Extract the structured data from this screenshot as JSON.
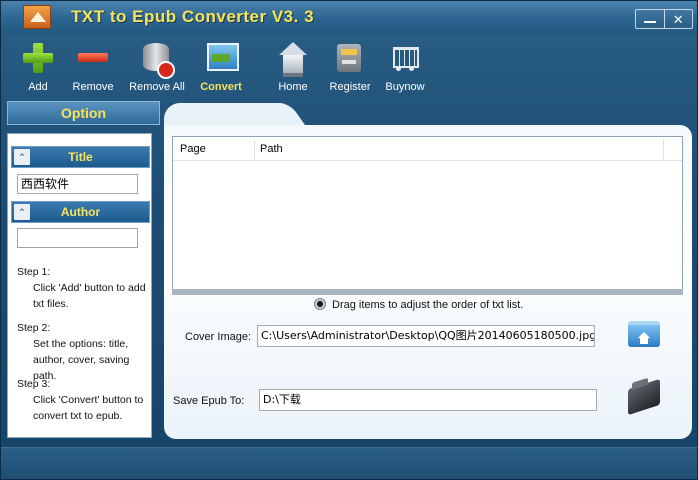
{
  "window": {
    "title": "TXT to Epub Converter V3. 3"
  },
  "toolbar": {
    "items": [
      {
        "id": "add",
        "label": "Add",
        "icon": "add-plus-icon"
      },
      {
        "id": "remove",
        "label": "Remove",
        "icon": "remove-minus-icon"
      },
      {
        "id": "remove_all",
        "label": "Remove All",
        "icon": "database-remove-icon"
      },
      {
        "id": "convert",
        "label": "Convert",
        "icon": "convert-picture-icon",
        "active": true
      },
      {
        "id": "home",
        "label": "Home",
        "icon": "home-icon"
      },
      {
        "id": "register",
        "label": "Register",
        "icon": "cash-register-icon"
      },
      {
        "id": "buynow",
        "label": "Buynow",
        "icon": "shopping-cart-icon"
      }
    ]
  },
  "option": {
    "header": "Option",
    "title_section": {
      "label": "Title",
      "value": "西西软件"
    },
    "author_section": {
      "label": "Author",
      "value": ""
    },
    "steps": [
      {
        "heading": "Step 1:",
        "text": "Click 'Add' button to add txt files."
      },
      {
        "heading": "Step 2:",
        "text": "Set the options: title, author, cover, saving path."
      },
      {
        "heading": "Step 3:",
        "text": "Click 'Convert' button to convert txt to epub."
      }
    ]
  },
  "file_list": {
    "columns": [
      "Page",
      "Path"
    ],
    "rows": [],
    "hint": "Drag items to  adjust the order of txt list."
  },
  "cover": {
    "label": "Cover Image:",
    "value": "C:\\Users\\Administrator\\Desktop\\QQ图片20140605180500.jpg"
  },
  "save": {
    "label": "Save  Epub  To:",
    "value": "D:\\下载"
  },
  "colors": {
    "accent_yellow": "#f7e35a",
    "frame_blue": "#1d4d74"
  }
}
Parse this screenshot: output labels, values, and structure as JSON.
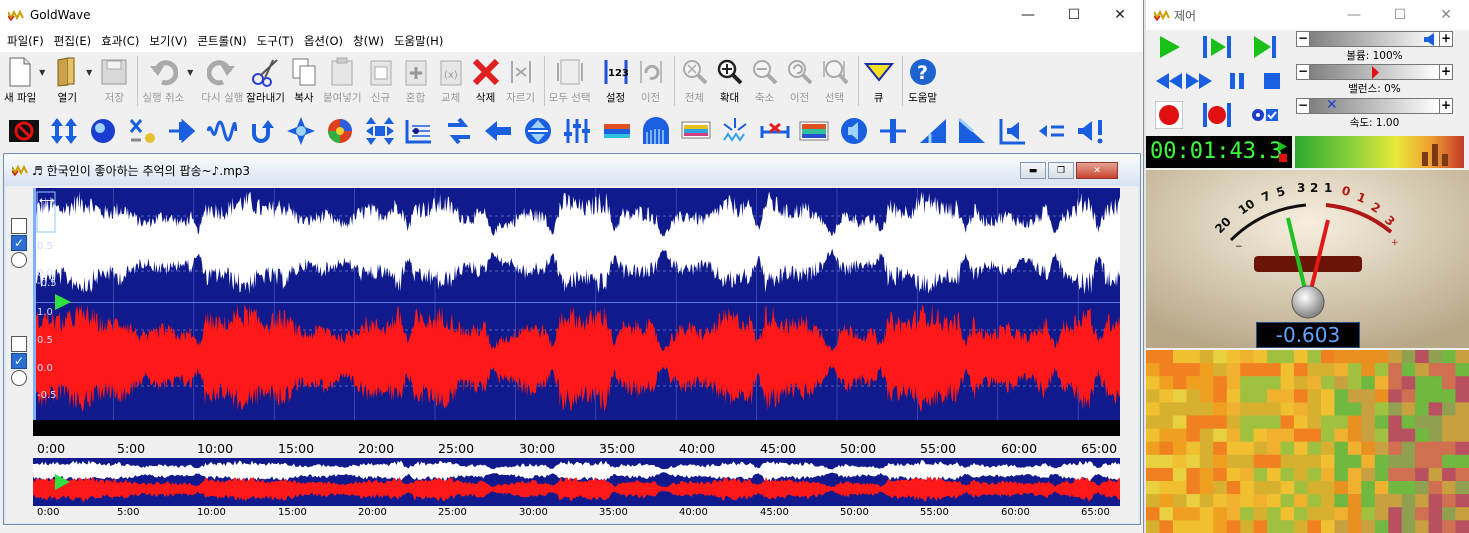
{
  "app": {
    "title": "GoldWave"
  },
  "window_controls": {
    "minimize": "—",
    "maximize": "☐",
    "close": "✕"
  },
  "menu": [
    "파일(F)",
    "편집(E)",
    "효과(C)",
    "보기(V)",
    "콘트롤(N)",
    "도구(T)",
    "옵션(O)",
    "창(W)",
    "도움말(H)"
  ],
  "toolbar": {
    "new": "새 파일",
    "open": "열기",
    "save": "저장",
    "undo": "실행 취소",
    "redo": "다시 실행",
    "cut": "잘라내기",
    "copy": "복사",
    "paste": "붙여넣기",
    "paste_new": "신규",
    "mix": "혼합",
    "replace": "교체",
    "delete": "삭제",
    "trim": "자르기",
    "select_all": "모두 선택",
    "set": "설정",
    "previous": "이전",
    "all": "전체",
    "zoom_in": "확대",
    "zoom_out": "축소",
    "zoom_prev": "이전",
    "zoom_sel": "선택",
    "cue": "큐",
    "help": "도움말"
  },
  "wave_window": {
    "title": "♬ 한국인이 좋아하는 추억의 팝송~♪.mp3",
    "main_timeline": [
      "0:00",
      "5:00",
      "10:00",
      "15:00",
      "20:00",
      "25:00",
      "30:00",
      "35:00",
      "40:00",
      "45:00",
      "50:00",
      "55:00",
      "60:00",
      "65:00"
    ],
    "overview_timeline": [
      "0:00",
      "5:00",
      "10:00",
      "15:00",
      "20:00",
      "25:00",
      "30:00",
      "35:00",
      "40:00",
      "45:00",
      "50:00",
      "55:00",
      "60:00",
      "65:00"
    ],
    "left_axis": [
      "0.5",
      "0.0",
      "-0.5"
    ],
    "right_axis": [
      "1.0",
      "0.5",
      "0.0",
      "-0.5"
    ],
    "colors": {
      "background": "#101a8c",
      "left_channel": "#ffffff",
      "right_channel": "#ff1818"
    }
  },
  "control": {
    "title": "제어",
    "volume_label": "볼륨: 100%",
    "balance_label": "밸런스: 0%",
    "speed_label": "속도: 1.00",
    "volume": 1.0,
    "balance": 0.0,
    "time": "00:01:43.3",
    "meter_value": "-0.603",
    "meter_scale_black": [
      "20",
      "10",
      "7",
      "5",
      "3",
      "2",
      "1"
    ],
    "meter_scale_red": [
      "0",
      "1",
      "2",
      "3"
    ]
  }
}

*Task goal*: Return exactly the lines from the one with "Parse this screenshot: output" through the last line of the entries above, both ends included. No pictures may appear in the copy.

*Exercise answer*:
Parse this screenshot: output labels, values, and structure as JSON.
{
  "app": {
    "title": "GoldWave"
  },
  "window_controls": {
    "minimize": "—",
    "maximize": "☐",
    "close": "✕"
  },
  "menu": [
    "파일(F)",
    "편집(E)",
    "효과(C)",
    "보기(V)",
    "콘트롤(N)",
    "도구(T)",
    "옵션(O)",
    "창(W)",
    "도움말(H)"
  ],
  "toolbar": {
    "new": "새 파일",
    "open": "열기",
    "save": "저장",
    "undo": "실행 취소",
    "redo": "다시 실행",
    "cut": "잘라내기",
    "copy": "복사",
    "paste": "붙여넣기",
    "paste_new": "신규",
    "mix": "혼합",
    "replace": "교체",
    "delete": "삭제",
    "trim": "자르기",
    "select_all": "모두 선택",
    "set": "설정",
    "previous": "이전",
    "all": "전체",
    "zoom_in": "확대",
    "zoom_out": "축소",
    "zoom_prev": "이전",
    "zoom_sel": "선택",
    "cue": "큐",
    "help": "도움말"
  },
  "wave_window": {
    "title": "♬ 한국인이 좋아하는 추억의 팝송~♪.mp3",
    "main_timeline": [
      "0:00",
      "5:00",
      "10:00",
      "15:00",
      "20:00",
      "25:00",
      "30:00",
      "35:00",
      "40:00",
      "45:00",
      "50:00",
      "55:00",
      "60:00",
      "65:00"
    ],
    "overview_timeline": [
      "0:00",
      "5:00",
      "10:00",
      "15:00",
      "20:00",
      "25:00",
      "30:00",
      "35:00",
      "40:00",
      "45:00",
      "50:00",
      "55:00",
      "60:00",
      "65:00"
    ],
    "left_axis": [
      "0.5",
      "0.0",
      "-0.5"
    ],
    "right_axis": [
      "1.0",
      "0.5",
      "0.0",
      "-0.5"
    ],
    "colors": {
      "background": "#101a8c",
      "left_channel": "#ffffff",
      "right_channel": "#ff1818"
    }
  },
  "control": {
    "title": "제어",
    "volume_label": "볼륨: 100%",
    "balance_label": "밸런스: 0%",
    "speed_label": "속도: 1.00",
    "volume": 1.0,
    "balance": 0.0,
    "time": "00:01:43.3",
    "meter_value": "-0.603",
    "meter_scale_black": [
      "20",
      "10",
      "7",
      "5",
      "3",
      "2",
      "1"
    ],
    "meter_scale_red": [
      "0",
      "1",
      "2",
      "3"
    ]
  }
}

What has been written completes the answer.